After a lot of experimentation, the painting had more trees in the landscape (which I wasn’t happy with) and dogs that looked a bit more interested in the job that they were bred for. I feel a bit sorry for the poor old wallabies just sitting there. I wanted them to be hopping off and making their big get away. As a commission artist, you have to stick to the brief as much as you can. At least they are on the alert and look like they are just about to bound away. Run little wobblies.
Check-ins with Jane were always interesting. Although she liked the concept of the dogs heading towards the wallabies to illustrate their purpose in the colony, she did not like the position of the grey dogs head, as you couldn’t really see his features. So I adjusted his neck. This meant that now his head wasn’t going in the direction of his body and he looked a bit odd. Because of the head adjustment, the legs now looked out of place to Jane’s expert eye and ,as she really wanted to show the double suspension gait, she asked me to adjust the front legs of the grey dog to illustrate them in full extension. She helped me out by sending me this illustration.
At the same time, I was experimenting with getting more texture into the landscape. I was fast discovering that it is easy to get carried away with your work – look how much shadowing there is under the dogs now – ouch! – and it’s WAY TOO GREEN!!!
And those legs? To my eye, they looked far too long. And, of course, the dog is definitely now running directly side-on and not really showing any interest in the wallabies. Maybe they’ll get away after all! I spent a bit more time fiddling with the light and bringing more Naples yellow tones the lighten the landscape but left the legs long to see if Jane would agree with me.
Now I’ve got a bit more definition in the grassy bit in front of the wallabies and the rocks have more texture. Another check -in with Jane.

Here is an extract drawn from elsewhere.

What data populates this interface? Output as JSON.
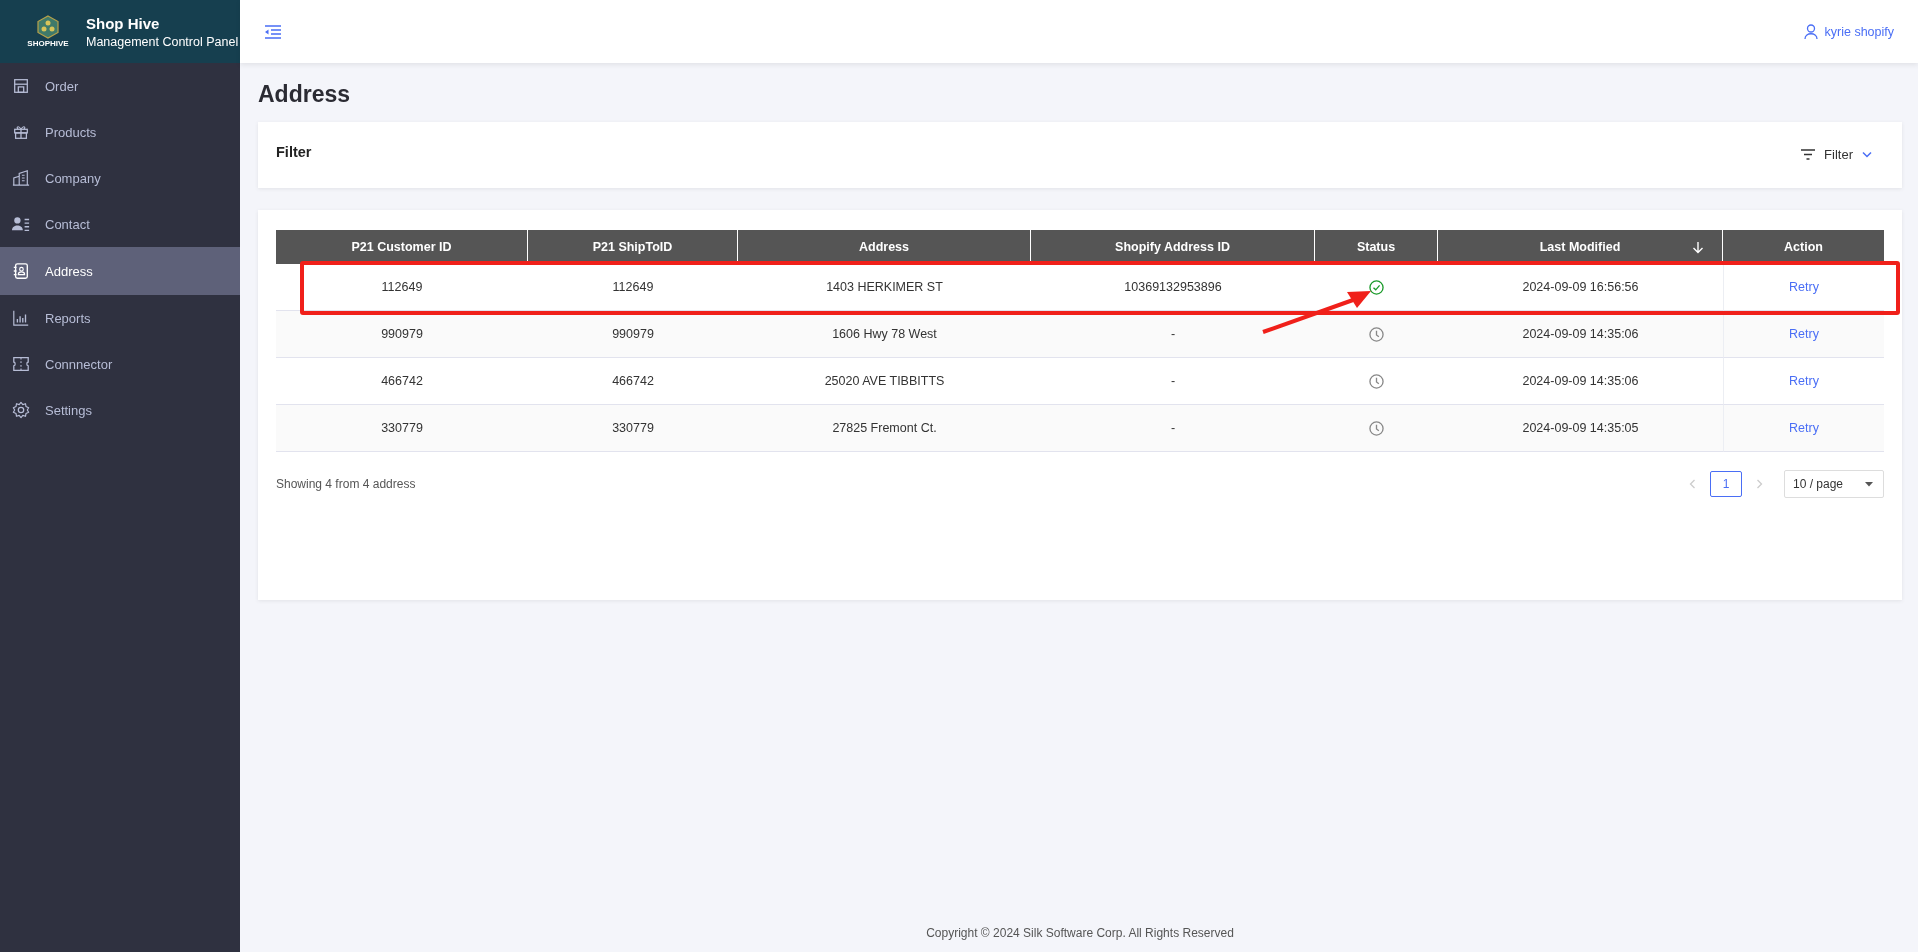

Amazingly she was really happy with the dogs, even the giraffe-long legs of Shags. Only a couple of “minor” touch-ups” suggested within the area around the tree bases and could I possibly turn his Shags’ eye so that he is looking a bit more at the Wallabies, like the yellow fellow is? Well I can try! I dab here, a stroke there, and we are done. Wallah!
I’ve incorporated a bit of an eye socket and structure to the head and adjusted the position of the ears, but I think that’s as far around as I can get this guy to look and still be believable. Did you notice that I did a sneaky adjustment of the legs? You can see the shadow of the longer legs just in front of his front paw.
And here are the little wallabies looking a little wobbly
After another check – in it was decided that the trees looked too ordered for virgin scrub. I totally agreed so had another think about how I could make the landscape more interesting. A bit of researching colonial Australian art and a few fun tree painting hours later and we were done – just in time for Jane to lodge her article and my image to Dog News Australia. Yay!
The painting has now been sent to be professionally scanned by the team at http://www.arthousehq.com/ who will capture it beautifully and produce perfect giclee reproductions, which will be available on my site https://buyartnow.artstorefronts.com/opal-pastro.
Wow, what a ride. When Jane first approached me to do this without legitimate references, I was very skeptical that I could even do it – afterall, I usually just paint a single animal from a really good reference, and maybe put it in a paddock of green grass. So I went into this project as a great opportunity to grow as an artist and to give it my all. I won’t lie to you. It’s been a lot of work, but I’ve really enjoyed the process and my dogged determination to give it my very best to deliver the best product I can to my client.
The original painting is also available. Our hope is that it will capture the imagination of a member of Australia’s Hound community or someone who is interested in the untold histories of days gone by. Contact me for details.